MYTH: Disposable is cheaper.

TRUTH: When it comes to waste management, this is not necessarily the case,says Brown. When youre comparing systems, its important to look at thefull life cycle analysis in order to get the true cost of the program. I wouldmuch rather go for the reusable based on the environmental impact lessgarbage plus, its just safer. We had much less incidence of over-filledcontainers; because youre not paying by the container, you dont have thatincentive to fill it up all the way. Youre paying for a service someone comes in and changes them allbefore they reach capacity.

MYTH: If the medical facility has a purchasing contract with a certainvendor, that vendors product will ultimately be selected.

TRUTH: Not true. The purchasing contracts do not hold, says West. Theproduct is selected based on input and trial evaluation from the employees. Theyare not at the mercy of their purchasing contract. But the purchasing people will try to say otherwise, and so willadministration, because these products cost more. You may be going from aproduct that costs 79 cents to one thats $1.50. A lot of administration islooking at it short term and not over the long haul. They should be looking athow many sharps injuries there were per year, and what it cost to follow up withthose individuals. You can buy a lot of sharps devices with that money.

MYTH: You can use up whatever remaining stock you have, and then buy the newOSHA-compliant stock.

TRUTH: Not true, cautions West. Ive talked with one OSHA regionalbloodborne pathogens coordinator, and she said three months was too long toclear out back stock, one month was reasonable. I would say somewhere betweenone to two months is really all you have to clear out back stock. Purchasing hasto make sure that the vendors arent clearing out their back stock bysending it to the purchaser, thus making the purchaser non-compliant.

MYTH: Healthcare workers are being adequately trained in the use of sharpssafety devices.

TRUTH: Not so, says West. A paramedic in one of my classes said, Thehospitals arent teaching us. They stock our boxes, but they arent teachingus how to use these devices. Our patients dont look at us with a lot ofconfidence when were driving down the road trying to read the instructions.People not only have to be well-educated, but have the hands-on training so theybecome proficient in using something that is new. If you dont know how to useit, what good is it doing to do?

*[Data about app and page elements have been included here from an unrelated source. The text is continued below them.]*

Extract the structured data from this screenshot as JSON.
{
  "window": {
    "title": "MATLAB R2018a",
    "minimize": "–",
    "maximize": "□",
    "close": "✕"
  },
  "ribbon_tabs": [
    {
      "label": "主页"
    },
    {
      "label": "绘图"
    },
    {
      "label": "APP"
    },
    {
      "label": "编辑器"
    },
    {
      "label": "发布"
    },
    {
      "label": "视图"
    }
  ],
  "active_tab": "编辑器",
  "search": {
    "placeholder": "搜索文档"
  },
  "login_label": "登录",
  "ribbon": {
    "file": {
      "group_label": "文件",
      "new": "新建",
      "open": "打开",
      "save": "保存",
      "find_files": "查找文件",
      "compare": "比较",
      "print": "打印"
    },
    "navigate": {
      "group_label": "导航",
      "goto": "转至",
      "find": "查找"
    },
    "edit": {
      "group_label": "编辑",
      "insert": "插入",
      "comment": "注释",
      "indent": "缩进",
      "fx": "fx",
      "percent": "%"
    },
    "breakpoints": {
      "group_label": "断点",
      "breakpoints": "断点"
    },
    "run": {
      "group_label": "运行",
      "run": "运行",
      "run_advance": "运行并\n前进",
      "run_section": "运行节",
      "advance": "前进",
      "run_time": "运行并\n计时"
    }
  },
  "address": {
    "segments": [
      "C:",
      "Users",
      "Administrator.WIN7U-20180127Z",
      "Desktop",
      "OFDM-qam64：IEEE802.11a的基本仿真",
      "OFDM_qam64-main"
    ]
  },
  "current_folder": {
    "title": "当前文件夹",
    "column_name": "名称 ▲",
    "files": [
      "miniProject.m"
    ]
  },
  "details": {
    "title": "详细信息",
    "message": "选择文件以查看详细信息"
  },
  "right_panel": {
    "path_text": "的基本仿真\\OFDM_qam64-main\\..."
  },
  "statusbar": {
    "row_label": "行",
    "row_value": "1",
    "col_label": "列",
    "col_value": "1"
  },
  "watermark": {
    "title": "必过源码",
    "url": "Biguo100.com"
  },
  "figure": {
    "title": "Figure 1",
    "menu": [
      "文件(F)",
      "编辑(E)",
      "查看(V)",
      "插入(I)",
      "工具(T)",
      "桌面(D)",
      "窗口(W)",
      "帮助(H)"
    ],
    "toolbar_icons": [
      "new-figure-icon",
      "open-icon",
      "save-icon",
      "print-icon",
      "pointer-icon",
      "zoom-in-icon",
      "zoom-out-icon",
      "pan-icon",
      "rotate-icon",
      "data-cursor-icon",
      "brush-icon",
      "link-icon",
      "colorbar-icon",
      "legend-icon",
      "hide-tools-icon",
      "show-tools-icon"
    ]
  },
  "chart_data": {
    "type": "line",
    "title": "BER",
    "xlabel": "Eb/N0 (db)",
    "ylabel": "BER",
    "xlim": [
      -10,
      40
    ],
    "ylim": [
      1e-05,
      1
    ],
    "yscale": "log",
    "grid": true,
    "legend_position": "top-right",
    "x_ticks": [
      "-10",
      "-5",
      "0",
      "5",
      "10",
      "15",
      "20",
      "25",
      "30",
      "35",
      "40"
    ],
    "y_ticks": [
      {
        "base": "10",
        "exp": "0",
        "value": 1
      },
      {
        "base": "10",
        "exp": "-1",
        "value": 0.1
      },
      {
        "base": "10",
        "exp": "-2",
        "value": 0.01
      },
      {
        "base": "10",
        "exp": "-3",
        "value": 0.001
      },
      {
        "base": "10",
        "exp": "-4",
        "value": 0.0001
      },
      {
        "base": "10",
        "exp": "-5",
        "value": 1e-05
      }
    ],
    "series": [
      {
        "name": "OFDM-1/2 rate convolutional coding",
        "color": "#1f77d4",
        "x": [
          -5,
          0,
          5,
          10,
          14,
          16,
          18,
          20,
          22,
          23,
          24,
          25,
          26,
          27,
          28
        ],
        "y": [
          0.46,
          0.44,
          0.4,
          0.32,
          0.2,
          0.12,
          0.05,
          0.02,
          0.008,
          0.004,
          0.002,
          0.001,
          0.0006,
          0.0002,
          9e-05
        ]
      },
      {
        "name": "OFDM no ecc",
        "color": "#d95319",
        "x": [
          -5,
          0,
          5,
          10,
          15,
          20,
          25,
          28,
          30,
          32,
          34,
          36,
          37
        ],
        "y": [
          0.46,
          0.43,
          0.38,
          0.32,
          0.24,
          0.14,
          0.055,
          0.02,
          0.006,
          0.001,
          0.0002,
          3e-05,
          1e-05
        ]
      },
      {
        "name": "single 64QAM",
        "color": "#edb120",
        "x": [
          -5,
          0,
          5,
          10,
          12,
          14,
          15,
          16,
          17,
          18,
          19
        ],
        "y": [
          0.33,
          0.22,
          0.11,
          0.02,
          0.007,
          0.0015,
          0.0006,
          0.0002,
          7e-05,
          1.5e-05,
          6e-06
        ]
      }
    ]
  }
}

Training has to be hands-on, West underscores. You cant just watch ademonstration or a video. Hands-on means practicing with the actual device.Hospitals are shortcutting every way they can, and most likely theyre goingto show a video. But thats not going to cut it.